TOPLINE A Covid-19 vaccine candidate from Novavax offers strong protection against a more contagious coronavirus variant first discovered in the United Kingdom, but it’s somewhat less effective against a rapidly spreading mutation from South Africa, according to early data released Thursday, marking the latest vaccine to face some efficacy issues as new strains of the virus evolve.
Novavax’s vaccine, which hasn’t been approved for use yet, was 89.3% effective in the United Kingdom, according to data from a phase 3 trial in that country (it was 86% effective against the new U.K. variant and 96% effective for other forms of the virus).
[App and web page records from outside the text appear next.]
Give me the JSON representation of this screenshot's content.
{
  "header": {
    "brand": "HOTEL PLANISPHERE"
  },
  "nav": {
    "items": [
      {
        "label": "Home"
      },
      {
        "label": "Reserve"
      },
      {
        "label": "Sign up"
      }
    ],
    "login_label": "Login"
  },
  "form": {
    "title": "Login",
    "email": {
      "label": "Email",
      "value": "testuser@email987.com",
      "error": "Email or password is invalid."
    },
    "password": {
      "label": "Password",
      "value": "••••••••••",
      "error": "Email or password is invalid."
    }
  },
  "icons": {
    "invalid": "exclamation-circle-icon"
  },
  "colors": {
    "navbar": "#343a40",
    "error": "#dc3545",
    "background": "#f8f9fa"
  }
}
In a smaller study in South Africa, a country dominated by a highly contagious new coronavirus variant, the vaccine was just 49.4% effective, though its efficacy jumped by more than 10 points for patients who are HIV-negative.
Following the announcement, Novavax’s share price rose 29.2% in after-hours trading to $173.11.
WHAT TO WATCH FOR
Novavax says it’s working on a new version of the vaccine that could offer stronger immunity against the South Africa variant, and it hopes to launch trials in the second quarter of this year. Still, in a conference call Thursday, executives cast the South Africa results as proof its vaccine offers some protection against an increasingly common strain of the virus.
In recent months, more contagious new coronavirus strains have torn through the United Kingdom, Brazil and South Africa and quickly spread to dozens of other countries including the United States. Some experts are concerned existing vaccines could offer less protection against new forms of the virus. Novavax isn’t the only vaccine developer to watch these new variants closely: Moderna and Pfizer say their vaccines (which are currently being distributed in the United States) appear to be slightly less effective in South Africa than in the United Kingdom, leading Moderna to start developing a booster to improve immunity against the South Africa variant.
Seasonal flu vaccines often have efficacy rates below 50%, according to data from the Centers for Disease Control and Prevention.
Novavax says it plans on starting the approval process with regulators soon. The Gaithersburg, Md.-based biotech company, which specializes in vaccines, will likely ask for authorization in the United Kingdom first, executives said, and it has begun speaking with regulators in the United States, where a phase 3 trial kicked off last year and is expected to wrap up in March. Novavax has agreed to produce 100 million doses for U.S. patients, part of a deal struck through Operation Warp Speed last year.
“We look forward to continuing to work with our partners, collaborators, investigators and regulators around the world to make the vaccine available as quickly as possible,” Novavax CEO Stanley Erck said in a statement Thursday.
-by Joe Walsh, Forbes Staff